___ DATA SHOWN ___

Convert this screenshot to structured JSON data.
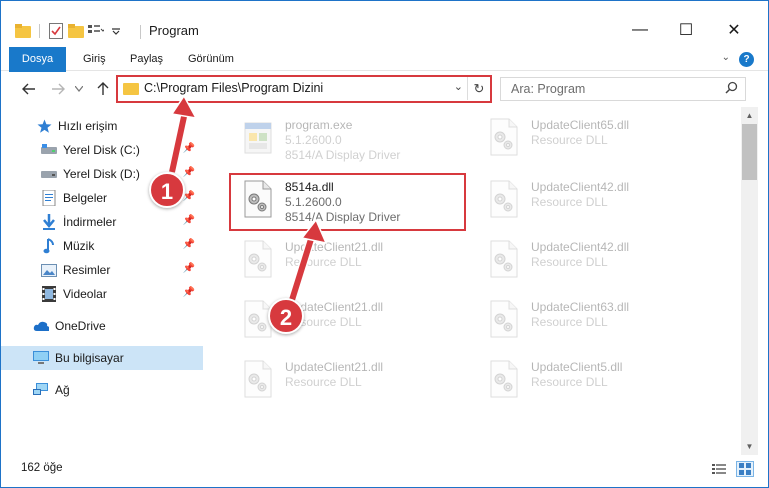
{
  "window": {
    "title": "Program",
    "controls": {
      "minimize": "—",
      "maximize": "☐",
      "close": "✕"
    }
  },
  "ribbon": {
    "tabs": [
      "Dosya",
      "Giriş",
      "Paylaş",
      "Görünüm"
    ],
    "help": "?"
  },
  "address_bar": {
    "path": "C:\\Program Files\\Program Dizini",
    "dropdown": "⌄",
    "refresh": "↻"
  },
  "search": {
    "placeholder": "Ara: Program"
  },
  "sidebar": {
    "items": [
      {
        "label": "Hızlı erişim",
        "icon": "star-icon",
        "pinned": false
      },
      {
        "label": "Yerel Disk (C:)",
        "icon": "drive-icon",
        "pinned": true
      },
      {
        "label": "Yerel Disk (D:)",
        "icon": "drive-icon",
        "pinned": true
      },
      {
        "label": "Belgeler",
        "icon": "documents-icon",
        "pinned": true
      },
      {
        "label": "İndirmeler",
        "icon": "download-icon",
        "pinned": true
      },
      {
        "label": "Müzik",
        "icon": "music-icon",
        "pinned": true
      },
      {
        "label": "Resimler",
        "icon": "pictures-icon",
        "pinned": true
      },
      {
        "label": "Videolar",
        "icon": "video-icon",
        "pinned": true
      },
      {
        "label": "OneDrive",
        "icon": "cloud-icon",
        "pinned": false
      },
      {
        "label": "Bu bilgisayar",
        "icon": "computer-icon",
        "pinned": false,
        "selected": true
      },
      {
        "label": "Ağ",
        "icon": "network-icon",
        "pinned": false
      }
    ]
  },
  "files": [
    {
      "name": "program.exe",
      "version": "5.1.2600.0",
      "description": "8514/A Display Driver",
      "type": "exe",
      "faded": true
    },
    {
      "name": "UpdateClient65.dll",
      "version": "",
      "description": "Resource DLL",
      "type": "dll",
      "faded": true
    },
    {
      "name": "8514a.dll",
      "version": "5.1.2600.0",
      "description": "8514/A Display Driver",
      "type": "dll",
      "faded": false,
      "highlighted": true
    },
    {
      "name": "UpdateClient42.dll",
      "version": "",
      "description": "Resource DLL",
      "type": "dll",
      "faded": true
    },
    {
      "name": "UpdateClient21.dll",
      "version": "",
      "description": "Resource DLL",
      "type": "dll",
      "faded": true
    },
    {
      "name": "UpdateClient42.dll",
      "version": "",
      "description": "Resource DLL",
      "type": "dll",
      "faded": true
    },
    {
      "name": "UpdateClient21.dll",
      "version": "",
      "description": "Resource DLL",
      "type": "dll",
      "faded": true
    },
    {
      "name": "UpdateClient63.dll",
      "version": "",
      "description": "Resource DLL",
      "type": "dll",
      "faded": true
    },
    {
      "name": "UpdateClient21.dll",
      "version": "",
      "description": "Resource DLL",
      "type": "dll",
      "faded": true
    },
    {
      "name": "UpdateClient5.dll",
      "version": "",
      "description": "Resource DLL",
      "type": "dll",
      "faded": true
    }
  ],
  "status": {
    "item_count": "162 öğe"
  },
  "callouts": [
    "1",
    "2"
  ],
  "colors": {
    "accent": "#1979ca",
    "highlight": "#d7393e",
    "selected": "#cce4f7"
  }
}
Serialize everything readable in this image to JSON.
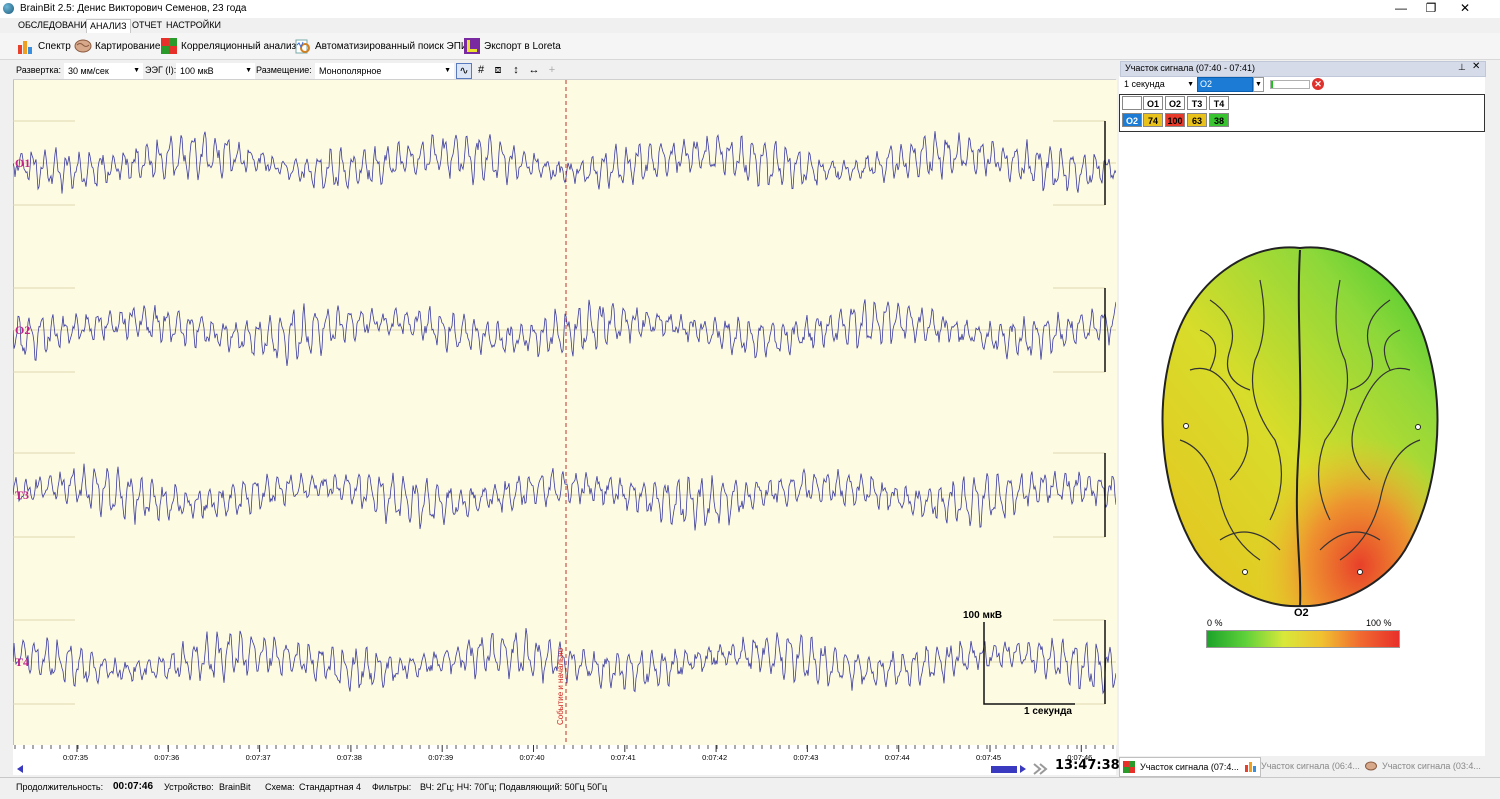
{
  "window": {
    "title": "BrainBit 2.5: Денис Викторович Семенов, 23 года",
    "minimize": "—",
    "restore": "❐",
    "close": "✕"
  },
  "tabs": [
    {
      "label": "ОБСЛЕДОВАНИЕ"
    },
    {
      "label": "АНАЛИЗ"
    },
    {
      "label": "ОТЧЕТ"
    },
    {
      "label": "НАСТРОЙКИ"
    }
  ],
  "ribbon": {
    "spectrum": "Спектр",
    "mapping": "Картирование",
    "correlation": "Корреляционный анализ",
    "epi_search": "Автоматизированный поиск ЭПИ",
    "loreta": "Экспорт в Loreta"
  },
  "eeg_toolbar": {
    "sweep_label": "Развертка:",
    "sweep_value": "30 мм/сек",
    "eeg_label": "ЭЭГ (I):",
    "eeg_value": "100 мкВ",
    "placement_label": "Размещение:",
    "placement_value": "Монополярное"
  },
  "channels": [
    {
      "name": "O1"
    },
    {
      "name": "O2"
    },
    {
      "name": "T3"
    },
    {
      "name": "T4"
    }
  ],
  "event_label": "Событие и начально",
  "scale": {
    "amplitude": "100 мкВ",
    "duration": "1 секунда"
  },
  "timeline": {
    "ticks": [
      "0:07:35",
      "0:07:36",
      "0:07:37",
      "0:07:38",
      "0:07:39",
      "0:07:40",
      "0:07:41",
      "0:07:42",
      "0:07:43",
      "0:07:44",
      "0:07:45",
      "0:07:46"
    ],
    "clock": "13:47:38"
  },
  "right_panel": {
    "title": "Участок сигнала (07:40 - 07:41)",
    "pin": "📌",
    "close": "✕",
    "period": "1 секунда",
    "channel": "O2",
    "progress": 0.06,
    "clear": "✕",
    "correlation": {
      "headers": [
        "O1",
        "O2",
        "T3",
        "T4"
      ],
      "row_label": "O2",
      "values": [
        "74",
        "100",
        "63",
        "38"
      ],
      "colors": [
        "#e8c21a",
        "#e83a2a",
        "#e8c21a",
        "#37c42e"
      ]
    },
    "map_channel": "O2",
    "scale_min": "0 %",
    "scale_max": "100 %"
  },
  "bottom_tabs": [
    {
      "label": "Участок сигнала (07:4..."
    },
    {
      "label": "Участок сигнала (06:4..."
    },
    {
      "label": "Участок сигнала (03:4..."
    }
  ],
  "status": {
    "duration_label": "Продолжительность:",
    "duration_value": "00:07:46",
    "device_label": "Устройство:",
    "device_value": "BrainBit",
    "scheme_label": "Схема:",
    "scheme_value": "Стандартная 4",
    "filters_label": "Фильтры:",
    "filters_value": "ВЧ: 2Гц; НЧ: 70Гц; Подавляющий: 50Гц 50Гц"
  }
}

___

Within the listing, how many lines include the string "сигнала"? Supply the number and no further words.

4